As a mechanical engineer and inventor, Siegel took a more traditional route into environmental advocacy. He worked in research and development at Xerox Corp. for 20 years, winning an award as inventor of the year in 1995. Siegel also has written a novel about sustainability, called "Vapor Trails."
The Cool Rochester Challenge will rely heavily on the support of businesses, both to make changes and to promote the program to employees. Fifty to 90 percent of a community’s carbon emissions come from the residential sector, so business partners would engage employees and clients to conserve energy at home, Siegel said.
Cool Rochester already has garnered the support of Action for a Better Community Inc. and the city of Rochester. Mayor Robert Duffy hosted a kickoff event in September, which featured remarks from William Destler, Rochester Institute of Technology president. Duffy has been a big supporter of the efforts, Siegel said, even suggesting that Cool Rochester hold a large-scale event in Blue Cross Arena at the War Memorial.
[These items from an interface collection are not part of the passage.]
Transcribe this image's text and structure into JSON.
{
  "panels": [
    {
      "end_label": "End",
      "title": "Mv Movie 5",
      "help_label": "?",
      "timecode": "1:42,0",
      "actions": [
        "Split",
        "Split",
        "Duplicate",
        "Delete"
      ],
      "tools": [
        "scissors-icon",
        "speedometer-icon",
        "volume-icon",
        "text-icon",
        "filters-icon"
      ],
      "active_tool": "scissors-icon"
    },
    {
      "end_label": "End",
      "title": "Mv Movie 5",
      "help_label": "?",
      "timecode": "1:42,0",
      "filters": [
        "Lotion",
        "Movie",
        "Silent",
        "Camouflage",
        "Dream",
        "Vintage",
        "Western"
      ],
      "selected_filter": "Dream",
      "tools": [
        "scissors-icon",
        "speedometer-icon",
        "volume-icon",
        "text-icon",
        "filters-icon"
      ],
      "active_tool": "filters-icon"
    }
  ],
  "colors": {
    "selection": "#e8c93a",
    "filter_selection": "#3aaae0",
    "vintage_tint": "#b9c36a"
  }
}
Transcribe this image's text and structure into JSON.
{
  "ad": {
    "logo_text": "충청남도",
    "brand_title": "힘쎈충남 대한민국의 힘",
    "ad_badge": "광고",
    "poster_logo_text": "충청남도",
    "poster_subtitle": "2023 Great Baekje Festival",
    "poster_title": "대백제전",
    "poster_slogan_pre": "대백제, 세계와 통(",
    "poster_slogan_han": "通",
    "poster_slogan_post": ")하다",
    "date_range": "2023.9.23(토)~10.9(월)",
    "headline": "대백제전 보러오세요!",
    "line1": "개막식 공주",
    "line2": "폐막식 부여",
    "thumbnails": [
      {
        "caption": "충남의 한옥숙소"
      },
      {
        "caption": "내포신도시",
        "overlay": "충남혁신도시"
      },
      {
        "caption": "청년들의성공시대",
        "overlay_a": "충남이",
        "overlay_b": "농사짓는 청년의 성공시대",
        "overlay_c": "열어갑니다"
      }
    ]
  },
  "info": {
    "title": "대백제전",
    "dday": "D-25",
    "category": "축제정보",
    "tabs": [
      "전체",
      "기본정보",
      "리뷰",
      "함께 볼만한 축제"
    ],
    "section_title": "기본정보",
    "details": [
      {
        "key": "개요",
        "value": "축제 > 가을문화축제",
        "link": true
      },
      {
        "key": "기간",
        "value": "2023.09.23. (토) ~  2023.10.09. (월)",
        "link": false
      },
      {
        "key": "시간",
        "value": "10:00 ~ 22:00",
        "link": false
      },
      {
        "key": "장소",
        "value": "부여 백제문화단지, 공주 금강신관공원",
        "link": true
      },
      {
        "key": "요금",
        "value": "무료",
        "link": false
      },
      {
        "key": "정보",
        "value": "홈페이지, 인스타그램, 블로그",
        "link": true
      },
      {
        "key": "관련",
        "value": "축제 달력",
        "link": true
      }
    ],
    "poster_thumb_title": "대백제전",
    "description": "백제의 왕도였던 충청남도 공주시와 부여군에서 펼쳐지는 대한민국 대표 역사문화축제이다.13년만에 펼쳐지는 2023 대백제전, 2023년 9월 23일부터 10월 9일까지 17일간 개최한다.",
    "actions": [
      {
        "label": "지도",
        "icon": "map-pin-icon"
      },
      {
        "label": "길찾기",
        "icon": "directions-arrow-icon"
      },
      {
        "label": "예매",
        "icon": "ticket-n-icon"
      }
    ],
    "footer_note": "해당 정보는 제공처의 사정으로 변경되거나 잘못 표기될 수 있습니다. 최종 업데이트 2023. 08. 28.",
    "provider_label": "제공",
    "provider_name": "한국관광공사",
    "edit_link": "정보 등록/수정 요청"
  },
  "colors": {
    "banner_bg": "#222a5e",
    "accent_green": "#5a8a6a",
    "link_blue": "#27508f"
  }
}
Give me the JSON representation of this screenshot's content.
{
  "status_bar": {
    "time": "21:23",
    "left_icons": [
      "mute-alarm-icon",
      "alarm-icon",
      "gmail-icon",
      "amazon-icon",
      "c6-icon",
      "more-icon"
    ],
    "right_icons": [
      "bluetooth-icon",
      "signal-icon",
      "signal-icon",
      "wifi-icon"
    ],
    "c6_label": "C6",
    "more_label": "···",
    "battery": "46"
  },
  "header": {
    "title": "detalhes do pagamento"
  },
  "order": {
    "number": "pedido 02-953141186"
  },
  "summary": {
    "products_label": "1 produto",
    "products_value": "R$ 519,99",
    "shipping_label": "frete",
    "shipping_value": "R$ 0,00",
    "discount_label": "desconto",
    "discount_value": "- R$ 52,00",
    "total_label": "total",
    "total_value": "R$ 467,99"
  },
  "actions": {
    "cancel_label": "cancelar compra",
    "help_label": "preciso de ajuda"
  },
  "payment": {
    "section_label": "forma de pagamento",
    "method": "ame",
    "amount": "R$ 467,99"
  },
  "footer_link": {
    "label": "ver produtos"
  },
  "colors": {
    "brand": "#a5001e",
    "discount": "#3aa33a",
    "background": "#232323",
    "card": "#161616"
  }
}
To meet its goal of reducing emissions by 1 billion pounds, Cool Rochester must have the support of these partners, Tappon said. The organization strives for compatibility with any other group willing to help.
A few months ago, a vegan organization approached Cool Rochester to help spread the message that a diet lower on the food chain has a softer impact on the environment. The group noted that food production accounts for one-third of all carbon emissions, and much of that comes from meat production, Siegel said.
"That won’t be a large part of our campaign, but that’s another tool we can use," Siegel said.
As it spreads to more companies, Cool Rochester will have new chances to learn other sustainable practices it can promote and to seek more corporate sponsorships, Siegel said. The organization relies on a mix of local and federal grants now, but it would need to expand its funding in order to grow, he said.
Companies that become involved would see benefits beyond helping the environment, Tappon said. He cited the work of Frank Dixon, an author and consultant specializing in sustainability.
Dixon headed the largest corporate sustainability research firm in the world and created an investment index of companies rated highest for sustainability. The index consistently outperforms the Standard & Poor’s 500-stock index, Tappon noted.
Another study, conducted by Royal Dutch Shell in the 1980s, found that businesses surviving for 100 years or more saw themselves first and foremost as a "human community." This kind of thinking permeates successful businesses today, Tappon noted.
"The reality is if companies don’t get into sustainability, they’ll find they’re already behind the curve," he said.
12/4/09 (c) 2009 Rochester Business Journal. To obtain permission to reprint this article, call 585-546-8303 or e-mail [email protected].-